The function of differential gears in power transmissions is to enable the rear wheels of the automobile to be driven at equal force, while also being able to rotate at different speeds. Different rotational speeds are mainly used when turning corners. Typically constructed using bevel gears, differential gears may also use spur gears, which are straight-sided along the gear wheel's axis with straight teeth radiating in alignment with the axis. They can also use epicyclic gearing, or planetary gears, which contain one central spur gear, or "sun gear" surrounded by three or more "planet gears." While the use of spur gears is somewhat outdated, since they were often used in early automobiles, the use of epicyclic gearing is being used in more technologically advanced applications. For instance, the Toyota Prius utilizes epicyclic gearing in its automotive drive train in order to apply torque asymmetrically. This type of differential gear has the advantage of being compact along the length of its axis, which is also called the sun gear shaft.
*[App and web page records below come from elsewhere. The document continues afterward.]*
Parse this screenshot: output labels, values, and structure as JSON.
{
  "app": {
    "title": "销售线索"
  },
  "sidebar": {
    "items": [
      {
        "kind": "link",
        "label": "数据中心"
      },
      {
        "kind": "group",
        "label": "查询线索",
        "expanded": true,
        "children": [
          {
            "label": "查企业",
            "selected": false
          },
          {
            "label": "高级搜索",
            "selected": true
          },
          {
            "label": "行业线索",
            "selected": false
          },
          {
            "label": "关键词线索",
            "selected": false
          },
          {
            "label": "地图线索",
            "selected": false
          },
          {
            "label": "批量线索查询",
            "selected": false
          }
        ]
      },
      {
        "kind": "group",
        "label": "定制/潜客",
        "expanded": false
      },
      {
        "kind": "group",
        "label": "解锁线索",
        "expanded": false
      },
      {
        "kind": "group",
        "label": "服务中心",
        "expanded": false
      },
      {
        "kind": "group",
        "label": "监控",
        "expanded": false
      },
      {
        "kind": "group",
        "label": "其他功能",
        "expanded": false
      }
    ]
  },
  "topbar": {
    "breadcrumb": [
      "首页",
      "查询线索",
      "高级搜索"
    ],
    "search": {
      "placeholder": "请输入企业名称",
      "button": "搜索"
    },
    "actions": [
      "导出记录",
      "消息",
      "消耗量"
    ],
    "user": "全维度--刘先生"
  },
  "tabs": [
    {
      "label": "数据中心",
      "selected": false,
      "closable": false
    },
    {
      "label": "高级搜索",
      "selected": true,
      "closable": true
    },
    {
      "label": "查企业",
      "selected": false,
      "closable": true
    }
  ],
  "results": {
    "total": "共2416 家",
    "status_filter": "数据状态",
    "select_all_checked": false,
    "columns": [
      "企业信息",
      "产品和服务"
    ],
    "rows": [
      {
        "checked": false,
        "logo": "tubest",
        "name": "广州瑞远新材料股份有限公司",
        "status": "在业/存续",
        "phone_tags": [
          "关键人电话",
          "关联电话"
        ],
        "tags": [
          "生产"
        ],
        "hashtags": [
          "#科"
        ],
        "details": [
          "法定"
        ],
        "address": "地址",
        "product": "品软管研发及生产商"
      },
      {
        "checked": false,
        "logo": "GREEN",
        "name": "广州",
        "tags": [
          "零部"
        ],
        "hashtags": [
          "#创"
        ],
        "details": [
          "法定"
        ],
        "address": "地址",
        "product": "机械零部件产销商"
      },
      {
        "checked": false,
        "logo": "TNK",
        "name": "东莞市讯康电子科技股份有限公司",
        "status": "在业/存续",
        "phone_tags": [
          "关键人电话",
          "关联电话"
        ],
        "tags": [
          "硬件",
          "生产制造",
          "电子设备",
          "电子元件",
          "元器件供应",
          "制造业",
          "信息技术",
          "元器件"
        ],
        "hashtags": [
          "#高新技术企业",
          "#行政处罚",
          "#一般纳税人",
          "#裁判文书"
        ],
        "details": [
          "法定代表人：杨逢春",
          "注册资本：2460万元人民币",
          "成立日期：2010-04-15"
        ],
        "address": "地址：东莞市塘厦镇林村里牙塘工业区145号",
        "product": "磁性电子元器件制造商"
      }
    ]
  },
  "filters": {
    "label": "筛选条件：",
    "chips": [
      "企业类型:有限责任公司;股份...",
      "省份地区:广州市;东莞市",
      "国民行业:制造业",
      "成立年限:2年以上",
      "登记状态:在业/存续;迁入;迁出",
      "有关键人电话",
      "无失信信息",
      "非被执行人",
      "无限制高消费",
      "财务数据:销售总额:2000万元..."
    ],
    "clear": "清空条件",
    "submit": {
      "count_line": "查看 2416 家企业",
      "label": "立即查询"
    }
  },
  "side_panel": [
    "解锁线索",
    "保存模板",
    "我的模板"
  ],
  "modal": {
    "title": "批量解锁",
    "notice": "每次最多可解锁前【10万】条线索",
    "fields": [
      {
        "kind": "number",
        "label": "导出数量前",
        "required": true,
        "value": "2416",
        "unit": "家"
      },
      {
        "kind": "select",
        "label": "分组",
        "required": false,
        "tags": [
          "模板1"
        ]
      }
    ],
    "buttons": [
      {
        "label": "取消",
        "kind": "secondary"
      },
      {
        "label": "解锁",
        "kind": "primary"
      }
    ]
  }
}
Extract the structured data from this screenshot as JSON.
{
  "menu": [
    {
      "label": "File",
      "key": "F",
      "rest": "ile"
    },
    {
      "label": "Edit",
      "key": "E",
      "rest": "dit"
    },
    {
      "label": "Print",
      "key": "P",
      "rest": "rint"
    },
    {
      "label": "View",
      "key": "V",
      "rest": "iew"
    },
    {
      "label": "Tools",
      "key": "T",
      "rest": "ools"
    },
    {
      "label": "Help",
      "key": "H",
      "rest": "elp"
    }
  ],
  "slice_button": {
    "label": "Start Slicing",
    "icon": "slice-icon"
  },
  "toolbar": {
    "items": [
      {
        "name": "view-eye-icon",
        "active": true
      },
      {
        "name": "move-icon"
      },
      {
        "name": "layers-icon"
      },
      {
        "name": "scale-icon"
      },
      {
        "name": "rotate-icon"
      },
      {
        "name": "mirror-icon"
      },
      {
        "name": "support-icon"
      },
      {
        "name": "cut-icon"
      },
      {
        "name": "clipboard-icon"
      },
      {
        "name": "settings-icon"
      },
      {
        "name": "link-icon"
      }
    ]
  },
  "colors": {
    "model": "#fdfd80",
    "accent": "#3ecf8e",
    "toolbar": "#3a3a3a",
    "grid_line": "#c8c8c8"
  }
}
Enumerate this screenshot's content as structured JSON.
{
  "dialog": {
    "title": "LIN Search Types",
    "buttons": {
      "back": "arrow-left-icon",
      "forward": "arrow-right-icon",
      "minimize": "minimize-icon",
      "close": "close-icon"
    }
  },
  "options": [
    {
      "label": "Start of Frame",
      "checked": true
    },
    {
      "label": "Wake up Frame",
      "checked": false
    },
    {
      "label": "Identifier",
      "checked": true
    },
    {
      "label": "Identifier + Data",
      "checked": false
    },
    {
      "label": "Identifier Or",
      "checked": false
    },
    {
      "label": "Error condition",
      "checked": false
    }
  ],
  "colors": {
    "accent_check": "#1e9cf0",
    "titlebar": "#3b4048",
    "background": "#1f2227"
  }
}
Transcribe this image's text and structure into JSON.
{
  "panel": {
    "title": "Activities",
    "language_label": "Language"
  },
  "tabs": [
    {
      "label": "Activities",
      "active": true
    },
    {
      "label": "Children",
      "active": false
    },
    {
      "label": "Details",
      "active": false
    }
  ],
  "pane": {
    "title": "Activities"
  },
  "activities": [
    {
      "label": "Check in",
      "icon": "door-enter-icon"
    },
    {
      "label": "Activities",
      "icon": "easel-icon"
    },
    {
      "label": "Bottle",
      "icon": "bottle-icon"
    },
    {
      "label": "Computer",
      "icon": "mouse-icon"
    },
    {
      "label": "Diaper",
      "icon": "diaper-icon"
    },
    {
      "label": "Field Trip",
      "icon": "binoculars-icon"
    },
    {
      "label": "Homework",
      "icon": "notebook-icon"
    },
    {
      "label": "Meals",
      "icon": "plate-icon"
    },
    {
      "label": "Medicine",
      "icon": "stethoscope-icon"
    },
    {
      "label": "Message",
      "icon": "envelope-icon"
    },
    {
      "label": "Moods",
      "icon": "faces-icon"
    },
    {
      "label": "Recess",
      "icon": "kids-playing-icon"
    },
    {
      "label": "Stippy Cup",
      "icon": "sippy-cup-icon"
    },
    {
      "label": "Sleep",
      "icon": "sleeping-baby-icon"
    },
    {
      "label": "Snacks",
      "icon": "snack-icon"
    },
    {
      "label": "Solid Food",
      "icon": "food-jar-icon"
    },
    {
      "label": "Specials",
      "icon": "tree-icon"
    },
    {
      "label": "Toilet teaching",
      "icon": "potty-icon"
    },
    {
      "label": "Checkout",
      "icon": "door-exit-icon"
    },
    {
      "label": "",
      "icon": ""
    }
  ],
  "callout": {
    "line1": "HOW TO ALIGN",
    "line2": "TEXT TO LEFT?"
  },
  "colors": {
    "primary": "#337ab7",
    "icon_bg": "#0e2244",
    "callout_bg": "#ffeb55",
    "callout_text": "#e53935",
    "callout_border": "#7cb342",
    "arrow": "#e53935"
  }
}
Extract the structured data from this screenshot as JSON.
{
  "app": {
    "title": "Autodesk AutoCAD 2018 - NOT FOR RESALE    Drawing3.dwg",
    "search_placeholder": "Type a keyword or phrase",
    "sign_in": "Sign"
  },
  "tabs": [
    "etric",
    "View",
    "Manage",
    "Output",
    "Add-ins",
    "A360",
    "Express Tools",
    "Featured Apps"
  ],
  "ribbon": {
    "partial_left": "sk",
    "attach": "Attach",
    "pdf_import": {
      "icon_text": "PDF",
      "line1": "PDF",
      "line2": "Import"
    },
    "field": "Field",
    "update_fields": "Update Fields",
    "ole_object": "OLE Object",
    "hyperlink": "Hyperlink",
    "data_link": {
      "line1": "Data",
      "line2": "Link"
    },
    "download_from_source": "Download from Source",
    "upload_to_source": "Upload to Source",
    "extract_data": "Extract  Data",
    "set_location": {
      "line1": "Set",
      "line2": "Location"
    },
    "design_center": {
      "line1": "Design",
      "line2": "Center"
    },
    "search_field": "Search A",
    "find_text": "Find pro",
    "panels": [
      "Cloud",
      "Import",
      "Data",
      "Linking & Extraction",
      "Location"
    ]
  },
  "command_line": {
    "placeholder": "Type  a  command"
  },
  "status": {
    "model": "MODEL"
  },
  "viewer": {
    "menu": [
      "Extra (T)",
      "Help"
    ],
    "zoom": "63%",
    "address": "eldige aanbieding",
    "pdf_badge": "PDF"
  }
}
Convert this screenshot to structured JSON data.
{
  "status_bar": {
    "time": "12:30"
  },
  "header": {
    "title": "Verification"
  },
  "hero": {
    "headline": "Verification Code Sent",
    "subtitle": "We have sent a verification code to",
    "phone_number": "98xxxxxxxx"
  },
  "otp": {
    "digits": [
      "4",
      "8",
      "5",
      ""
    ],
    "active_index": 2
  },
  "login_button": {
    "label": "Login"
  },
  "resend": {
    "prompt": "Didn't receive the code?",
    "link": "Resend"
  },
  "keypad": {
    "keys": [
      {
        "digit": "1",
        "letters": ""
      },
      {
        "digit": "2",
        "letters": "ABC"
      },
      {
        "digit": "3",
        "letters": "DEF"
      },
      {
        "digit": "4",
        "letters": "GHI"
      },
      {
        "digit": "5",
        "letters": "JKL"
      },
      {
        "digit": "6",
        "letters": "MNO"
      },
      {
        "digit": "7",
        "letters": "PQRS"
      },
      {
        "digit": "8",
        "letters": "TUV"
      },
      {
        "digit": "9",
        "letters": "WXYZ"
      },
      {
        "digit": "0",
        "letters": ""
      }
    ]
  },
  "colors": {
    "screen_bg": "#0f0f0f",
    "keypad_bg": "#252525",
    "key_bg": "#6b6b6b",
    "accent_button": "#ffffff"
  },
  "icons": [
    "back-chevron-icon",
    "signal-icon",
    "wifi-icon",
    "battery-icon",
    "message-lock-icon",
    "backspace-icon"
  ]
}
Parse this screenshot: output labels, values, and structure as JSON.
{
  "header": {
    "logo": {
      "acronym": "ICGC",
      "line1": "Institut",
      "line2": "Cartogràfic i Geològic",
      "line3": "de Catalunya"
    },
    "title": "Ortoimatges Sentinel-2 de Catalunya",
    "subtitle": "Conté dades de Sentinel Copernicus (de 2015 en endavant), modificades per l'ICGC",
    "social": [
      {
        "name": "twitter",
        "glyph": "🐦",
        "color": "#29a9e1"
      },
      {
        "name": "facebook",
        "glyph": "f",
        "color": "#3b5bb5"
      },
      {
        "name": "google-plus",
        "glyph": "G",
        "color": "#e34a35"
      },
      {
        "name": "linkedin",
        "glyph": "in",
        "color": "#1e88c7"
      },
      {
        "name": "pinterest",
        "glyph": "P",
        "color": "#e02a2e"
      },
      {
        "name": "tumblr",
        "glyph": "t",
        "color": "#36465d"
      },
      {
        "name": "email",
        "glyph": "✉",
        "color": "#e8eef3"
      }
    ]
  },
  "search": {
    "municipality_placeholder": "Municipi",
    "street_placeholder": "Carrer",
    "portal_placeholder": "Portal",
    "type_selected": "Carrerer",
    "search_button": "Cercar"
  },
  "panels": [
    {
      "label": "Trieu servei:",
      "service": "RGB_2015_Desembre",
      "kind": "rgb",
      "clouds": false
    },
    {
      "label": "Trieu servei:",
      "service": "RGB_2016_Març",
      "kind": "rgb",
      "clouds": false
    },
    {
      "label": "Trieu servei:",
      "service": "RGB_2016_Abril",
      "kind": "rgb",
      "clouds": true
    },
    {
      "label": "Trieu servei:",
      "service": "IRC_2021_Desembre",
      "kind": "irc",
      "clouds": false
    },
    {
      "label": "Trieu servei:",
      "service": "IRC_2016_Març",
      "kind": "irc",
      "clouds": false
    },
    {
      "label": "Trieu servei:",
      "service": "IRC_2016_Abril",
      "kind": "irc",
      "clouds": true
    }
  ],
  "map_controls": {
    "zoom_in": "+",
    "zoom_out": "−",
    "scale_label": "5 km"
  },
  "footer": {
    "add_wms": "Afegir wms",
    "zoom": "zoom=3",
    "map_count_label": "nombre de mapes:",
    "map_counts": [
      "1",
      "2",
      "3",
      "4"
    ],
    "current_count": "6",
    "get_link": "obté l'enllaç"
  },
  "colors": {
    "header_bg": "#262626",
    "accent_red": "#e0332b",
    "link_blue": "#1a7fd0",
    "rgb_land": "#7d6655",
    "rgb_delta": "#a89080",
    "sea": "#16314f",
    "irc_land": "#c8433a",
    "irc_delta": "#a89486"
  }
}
Differential Gear Design and Function
The typical set up of a differential gear includes sets of bevel gears, axles, shafts, and a differential carrier. Bevel gears may have straight teeth, or they may be spiral bevel gears with curved teeth, similar to helical gears. The bevel gears in the differential gear are arranged into epicyclic configurations, which allow various attached axles to turn at different speeds. The spiral bevel pinion gear is encased within the housing of the final unit and driven by torque transmitted from the end of the propeller shaft. The pinion gear interlocks with the large spiral ring gear, which is also known as a crown wheel. The crown wheel is attached to the differential carrier, which contains a cluster of four opposed bevel gears in a perpendicular plane. These four bevel gears work by each gear meshing with its two neighboring gears but treating the third gear differently by rotating counter to it instead of meshing. The planetary configuration of the differential gear is seen by two sun gears and two planet gears. The two sun gears are aligned on the same axis as the crown wheel and serve to drive the axle half shafts that connect the automobile’s wheels. The two planet gears are aligned on a perpendicular axis whose orientation is affected by the crown wheel’s rotation. The crown wheel is rotated as a result of the rotation of the differential carrier. Upon rotation, the changing orientation of the axis transfers the crown wheel’s motion to the sun gear by pushing on them as compared to turning against them. The two planet gears are not restricted from turning against each other, and when they do the sun gears can counter-rotate relative to the crown gear and to each other under the same force.